**Task to complete**:
Task for the records below: count the lines that contain the word "this" and give only that number.

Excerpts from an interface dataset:
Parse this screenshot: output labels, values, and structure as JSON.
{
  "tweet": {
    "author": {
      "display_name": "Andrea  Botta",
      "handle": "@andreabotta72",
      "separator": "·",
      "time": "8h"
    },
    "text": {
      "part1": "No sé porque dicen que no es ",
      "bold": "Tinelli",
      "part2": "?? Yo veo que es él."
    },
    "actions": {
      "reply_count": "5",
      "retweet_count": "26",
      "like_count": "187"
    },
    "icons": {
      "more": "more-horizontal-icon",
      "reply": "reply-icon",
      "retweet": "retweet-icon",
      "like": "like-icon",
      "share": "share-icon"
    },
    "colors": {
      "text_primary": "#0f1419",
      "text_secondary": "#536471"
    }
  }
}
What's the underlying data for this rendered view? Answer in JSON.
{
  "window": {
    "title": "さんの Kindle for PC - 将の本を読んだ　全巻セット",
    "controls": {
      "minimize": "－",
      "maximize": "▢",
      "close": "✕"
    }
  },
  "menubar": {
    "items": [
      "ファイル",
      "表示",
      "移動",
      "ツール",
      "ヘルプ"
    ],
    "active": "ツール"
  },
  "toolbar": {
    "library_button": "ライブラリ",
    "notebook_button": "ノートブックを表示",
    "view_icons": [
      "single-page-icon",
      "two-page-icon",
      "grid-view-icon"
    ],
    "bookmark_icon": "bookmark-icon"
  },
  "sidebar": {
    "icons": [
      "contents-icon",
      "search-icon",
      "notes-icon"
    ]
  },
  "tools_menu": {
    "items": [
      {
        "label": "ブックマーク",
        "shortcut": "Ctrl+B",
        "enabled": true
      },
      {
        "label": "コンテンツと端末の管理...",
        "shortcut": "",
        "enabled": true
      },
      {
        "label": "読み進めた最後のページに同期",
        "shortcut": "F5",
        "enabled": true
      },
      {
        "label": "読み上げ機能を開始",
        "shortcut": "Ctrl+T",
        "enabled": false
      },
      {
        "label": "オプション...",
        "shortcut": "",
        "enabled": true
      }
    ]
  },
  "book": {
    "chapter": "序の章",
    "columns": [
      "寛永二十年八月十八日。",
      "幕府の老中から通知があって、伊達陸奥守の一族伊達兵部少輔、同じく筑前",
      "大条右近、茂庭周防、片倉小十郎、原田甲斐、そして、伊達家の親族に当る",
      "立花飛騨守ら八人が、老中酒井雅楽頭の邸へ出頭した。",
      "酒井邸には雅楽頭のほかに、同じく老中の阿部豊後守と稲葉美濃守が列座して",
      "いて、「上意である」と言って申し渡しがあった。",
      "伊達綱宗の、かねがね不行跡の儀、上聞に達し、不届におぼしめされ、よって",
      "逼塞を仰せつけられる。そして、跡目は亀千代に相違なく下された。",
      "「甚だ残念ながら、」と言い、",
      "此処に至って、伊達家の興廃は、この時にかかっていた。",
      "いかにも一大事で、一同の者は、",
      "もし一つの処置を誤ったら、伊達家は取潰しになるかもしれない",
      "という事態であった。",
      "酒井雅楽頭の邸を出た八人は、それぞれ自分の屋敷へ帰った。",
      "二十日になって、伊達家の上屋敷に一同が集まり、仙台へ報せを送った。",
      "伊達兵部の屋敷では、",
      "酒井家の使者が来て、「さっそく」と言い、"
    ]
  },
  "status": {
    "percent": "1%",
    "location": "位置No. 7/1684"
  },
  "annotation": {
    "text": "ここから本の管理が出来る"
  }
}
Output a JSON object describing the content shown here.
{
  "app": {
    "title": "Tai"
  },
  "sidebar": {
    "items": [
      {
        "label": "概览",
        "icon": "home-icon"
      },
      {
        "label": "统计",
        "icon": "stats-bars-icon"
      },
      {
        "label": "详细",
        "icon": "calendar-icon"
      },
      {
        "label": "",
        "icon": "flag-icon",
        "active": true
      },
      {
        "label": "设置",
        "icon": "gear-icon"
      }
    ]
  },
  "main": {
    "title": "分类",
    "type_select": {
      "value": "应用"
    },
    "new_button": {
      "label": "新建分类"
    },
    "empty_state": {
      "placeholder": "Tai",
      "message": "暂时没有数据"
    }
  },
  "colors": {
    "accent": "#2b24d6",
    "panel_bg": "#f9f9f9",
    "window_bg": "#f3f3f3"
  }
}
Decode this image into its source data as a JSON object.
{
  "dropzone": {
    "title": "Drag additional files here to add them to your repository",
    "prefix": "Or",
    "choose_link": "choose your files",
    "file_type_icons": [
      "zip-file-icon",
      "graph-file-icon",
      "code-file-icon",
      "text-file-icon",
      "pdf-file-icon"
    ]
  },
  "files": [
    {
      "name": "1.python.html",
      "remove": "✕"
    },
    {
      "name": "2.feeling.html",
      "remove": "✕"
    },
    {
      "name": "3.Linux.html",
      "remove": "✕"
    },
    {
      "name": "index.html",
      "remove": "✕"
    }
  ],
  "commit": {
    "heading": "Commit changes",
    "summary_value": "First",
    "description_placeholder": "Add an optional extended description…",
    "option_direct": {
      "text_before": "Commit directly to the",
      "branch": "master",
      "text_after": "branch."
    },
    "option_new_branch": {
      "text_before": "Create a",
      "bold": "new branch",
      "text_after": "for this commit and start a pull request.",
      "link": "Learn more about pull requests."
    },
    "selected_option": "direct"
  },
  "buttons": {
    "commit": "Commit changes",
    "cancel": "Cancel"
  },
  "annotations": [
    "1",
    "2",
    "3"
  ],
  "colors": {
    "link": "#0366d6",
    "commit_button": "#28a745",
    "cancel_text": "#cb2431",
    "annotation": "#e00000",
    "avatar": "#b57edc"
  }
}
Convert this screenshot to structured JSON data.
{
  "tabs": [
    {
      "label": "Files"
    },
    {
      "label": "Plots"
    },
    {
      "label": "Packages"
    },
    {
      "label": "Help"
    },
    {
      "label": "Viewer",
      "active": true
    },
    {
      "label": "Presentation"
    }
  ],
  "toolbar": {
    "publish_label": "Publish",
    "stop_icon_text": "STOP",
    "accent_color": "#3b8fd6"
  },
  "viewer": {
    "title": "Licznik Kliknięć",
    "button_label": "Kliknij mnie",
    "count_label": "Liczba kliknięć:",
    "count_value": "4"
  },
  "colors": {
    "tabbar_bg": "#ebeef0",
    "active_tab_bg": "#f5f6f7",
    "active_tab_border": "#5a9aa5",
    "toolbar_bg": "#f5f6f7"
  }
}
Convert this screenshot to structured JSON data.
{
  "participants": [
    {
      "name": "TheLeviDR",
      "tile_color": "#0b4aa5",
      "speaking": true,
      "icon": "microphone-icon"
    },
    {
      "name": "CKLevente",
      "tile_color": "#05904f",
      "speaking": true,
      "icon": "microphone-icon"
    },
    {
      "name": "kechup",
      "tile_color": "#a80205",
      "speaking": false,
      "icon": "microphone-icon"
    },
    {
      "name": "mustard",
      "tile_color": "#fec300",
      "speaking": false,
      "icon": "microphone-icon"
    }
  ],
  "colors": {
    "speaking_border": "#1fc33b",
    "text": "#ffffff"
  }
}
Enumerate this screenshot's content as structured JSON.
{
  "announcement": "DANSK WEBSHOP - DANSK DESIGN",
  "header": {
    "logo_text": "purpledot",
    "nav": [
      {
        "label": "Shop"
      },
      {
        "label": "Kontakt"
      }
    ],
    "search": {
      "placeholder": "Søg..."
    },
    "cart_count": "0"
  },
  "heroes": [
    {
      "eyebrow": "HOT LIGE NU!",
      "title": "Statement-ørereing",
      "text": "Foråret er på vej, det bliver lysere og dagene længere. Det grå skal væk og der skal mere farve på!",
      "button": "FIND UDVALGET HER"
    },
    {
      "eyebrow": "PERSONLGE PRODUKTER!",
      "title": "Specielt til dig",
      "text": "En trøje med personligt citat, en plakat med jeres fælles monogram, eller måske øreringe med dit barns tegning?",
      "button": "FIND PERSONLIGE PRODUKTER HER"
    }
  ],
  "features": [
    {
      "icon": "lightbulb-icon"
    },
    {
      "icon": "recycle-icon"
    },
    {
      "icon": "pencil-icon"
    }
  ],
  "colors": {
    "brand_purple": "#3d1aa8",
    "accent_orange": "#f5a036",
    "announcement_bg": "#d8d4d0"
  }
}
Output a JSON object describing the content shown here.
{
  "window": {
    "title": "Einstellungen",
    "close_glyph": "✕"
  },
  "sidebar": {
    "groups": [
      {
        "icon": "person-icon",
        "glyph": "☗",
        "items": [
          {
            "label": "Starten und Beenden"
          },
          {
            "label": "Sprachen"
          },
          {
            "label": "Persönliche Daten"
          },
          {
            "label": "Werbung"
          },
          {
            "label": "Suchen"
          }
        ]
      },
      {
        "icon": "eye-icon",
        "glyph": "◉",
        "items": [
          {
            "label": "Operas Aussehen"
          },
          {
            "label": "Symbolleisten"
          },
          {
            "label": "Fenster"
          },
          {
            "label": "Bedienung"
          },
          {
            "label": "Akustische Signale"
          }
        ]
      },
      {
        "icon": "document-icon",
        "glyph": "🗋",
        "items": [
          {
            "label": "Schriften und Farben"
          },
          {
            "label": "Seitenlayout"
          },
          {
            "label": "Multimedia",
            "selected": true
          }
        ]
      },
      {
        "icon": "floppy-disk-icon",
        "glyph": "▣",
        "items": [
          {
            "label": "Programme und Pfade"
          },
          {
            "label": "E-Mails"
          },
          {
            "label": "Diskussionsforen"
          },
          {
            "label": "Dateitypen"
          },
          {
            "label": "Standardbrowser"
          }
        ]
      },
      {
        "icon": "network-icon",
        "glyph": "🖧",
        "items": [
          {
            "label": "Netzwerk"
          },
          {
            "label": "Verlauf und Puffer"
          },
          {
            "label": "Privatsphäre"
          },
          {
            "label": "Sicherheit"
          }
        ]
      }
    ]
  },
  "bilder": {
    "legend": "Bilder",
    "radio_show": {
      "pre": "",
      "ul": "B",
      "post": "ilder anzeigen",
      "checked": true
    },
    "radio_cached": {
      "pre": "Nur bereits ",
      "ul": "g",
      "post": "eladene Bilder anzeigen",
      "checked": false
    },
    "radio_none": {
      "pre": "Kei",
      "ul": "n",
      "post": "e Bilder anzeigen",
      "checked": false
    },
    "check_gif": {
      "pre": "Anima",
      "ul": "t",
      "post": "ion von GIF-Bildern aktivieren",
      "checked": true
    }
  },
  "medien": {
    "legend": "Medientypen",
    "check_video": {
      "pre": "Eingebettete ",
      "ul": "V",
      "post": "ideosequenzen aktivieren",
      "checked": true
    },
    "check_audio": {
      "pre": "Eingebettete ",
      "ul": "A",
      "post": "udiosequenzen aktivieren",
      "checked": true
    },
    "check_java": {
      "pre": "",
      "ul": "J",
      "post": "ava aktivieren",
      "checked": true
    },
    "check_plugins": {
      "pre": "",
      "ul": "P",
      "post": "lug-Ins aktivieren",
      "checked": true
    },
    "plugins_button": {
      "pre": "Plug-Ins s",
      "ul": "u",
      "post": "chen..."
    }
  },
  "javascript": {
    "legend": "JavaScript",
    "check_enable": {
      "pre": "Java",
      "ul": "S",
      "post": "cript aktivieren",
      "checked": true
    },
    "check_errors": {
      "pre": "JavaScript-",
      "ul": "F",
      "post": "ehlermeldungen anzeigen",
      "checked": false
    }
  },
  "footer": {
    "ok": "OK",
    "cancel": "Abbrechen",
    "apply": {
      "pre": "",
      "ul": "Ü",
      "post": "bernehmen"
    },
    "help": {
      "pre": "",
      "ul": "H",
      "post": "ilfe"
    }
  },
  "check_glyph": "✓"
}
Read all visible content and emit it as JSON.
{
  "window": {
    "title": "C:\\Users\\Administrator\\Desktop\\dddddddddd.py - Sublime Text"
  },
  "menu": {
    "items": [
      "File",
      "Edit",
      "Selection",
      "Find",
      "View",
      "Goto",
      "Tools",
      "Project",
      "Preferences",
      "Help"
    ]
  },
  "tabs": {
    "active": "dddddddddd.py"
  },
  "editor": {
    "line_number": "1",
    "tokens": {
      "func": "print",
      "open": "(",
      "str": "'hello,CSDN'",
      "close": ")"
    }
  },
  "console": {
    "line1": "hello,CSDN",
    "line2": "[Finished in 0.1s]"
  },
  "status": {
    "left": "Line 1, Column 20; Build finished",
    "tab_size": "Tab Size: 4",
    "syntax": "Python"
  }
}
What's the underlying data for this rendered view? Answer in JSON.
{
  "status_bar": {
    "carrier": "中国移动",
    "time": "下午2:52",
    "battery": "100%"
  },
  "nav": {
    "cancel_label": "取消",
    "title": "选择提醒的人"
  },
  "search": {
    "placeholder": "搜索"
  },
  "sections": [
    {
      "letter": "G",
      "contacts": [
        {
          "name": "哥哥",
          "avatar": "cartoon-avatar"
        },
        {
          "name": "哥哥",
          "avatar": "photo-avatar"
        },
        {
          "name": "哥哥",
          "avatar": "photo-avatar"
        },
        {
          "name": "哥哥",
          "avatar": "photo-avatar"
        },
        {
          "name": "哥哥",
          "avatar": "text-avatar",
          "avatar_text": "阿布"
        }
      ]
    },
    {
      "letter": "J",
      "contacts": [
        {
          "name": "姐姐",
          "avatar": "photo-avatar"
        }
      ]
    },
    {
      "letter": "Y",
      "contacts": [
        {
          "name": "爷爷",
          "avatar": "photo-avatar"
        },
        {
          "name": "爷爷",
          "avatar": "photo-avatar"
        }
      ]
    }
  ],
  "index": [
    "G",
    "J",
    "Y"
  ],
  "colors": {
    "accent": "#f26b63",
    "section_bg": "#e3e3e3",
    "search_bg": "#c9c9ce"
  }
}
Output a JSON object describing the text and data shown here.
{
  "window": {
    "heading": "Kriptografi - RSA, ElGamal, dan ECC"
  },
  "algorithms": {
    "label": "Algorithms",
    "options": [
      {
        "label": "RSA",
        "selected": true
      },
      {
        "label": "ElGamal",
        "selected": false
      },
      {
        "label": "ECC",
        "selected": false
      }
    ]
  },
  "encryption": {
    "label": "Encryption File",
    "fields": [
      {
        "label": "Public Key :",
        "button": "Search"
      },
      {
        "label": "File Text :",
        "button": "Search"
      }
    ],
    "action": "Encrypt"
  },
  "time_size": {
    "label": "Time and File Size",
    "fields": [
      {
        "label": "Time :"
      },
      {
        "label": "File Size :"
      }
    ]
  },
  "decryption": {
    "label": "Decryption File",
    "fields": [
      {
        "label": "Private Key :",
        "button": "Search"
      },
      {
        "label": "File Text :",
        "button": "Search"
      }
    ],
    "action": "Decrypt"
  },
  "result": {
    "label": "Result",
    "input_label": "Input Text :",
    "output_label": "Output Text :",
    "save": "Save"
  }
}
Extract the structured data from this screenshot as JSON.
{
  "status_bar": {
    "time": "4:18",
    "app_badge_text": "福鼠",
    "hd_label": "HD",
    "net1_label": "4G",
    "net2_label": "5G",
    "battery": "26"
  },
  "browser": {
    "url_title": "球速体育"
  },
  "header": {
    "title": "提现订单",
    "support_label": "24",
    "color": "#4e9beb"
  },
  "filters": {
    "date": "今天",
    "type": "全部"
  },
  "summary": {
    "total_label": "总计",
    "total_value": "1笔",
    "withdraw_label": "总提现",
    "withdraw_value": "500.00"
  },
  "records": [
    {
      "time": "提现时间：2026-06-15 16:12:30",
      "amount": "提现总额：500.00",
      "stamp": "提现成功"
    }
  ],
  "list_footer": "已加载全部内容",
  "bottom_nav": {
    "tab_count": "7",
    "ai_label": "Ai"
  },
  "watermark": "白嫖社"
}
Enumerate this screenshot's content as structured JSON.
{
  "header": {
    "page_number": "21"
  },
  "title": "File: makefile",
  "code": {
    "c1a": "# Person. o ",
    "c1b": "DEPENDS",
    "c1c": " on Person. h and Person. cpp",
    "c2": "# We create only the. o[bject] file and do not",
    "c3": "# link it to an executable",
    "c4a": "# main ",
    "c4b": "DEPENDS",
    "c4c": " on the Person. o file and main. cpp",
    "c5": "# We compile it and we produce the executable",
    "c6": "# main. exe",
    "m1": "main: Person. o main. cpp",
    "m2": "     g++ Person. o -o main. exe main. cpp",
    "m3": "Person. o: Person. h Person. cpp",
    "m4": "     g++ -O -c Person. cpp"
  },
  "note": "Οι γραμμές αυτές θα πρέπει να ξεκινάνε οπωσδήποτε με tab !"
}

**The answer**:
10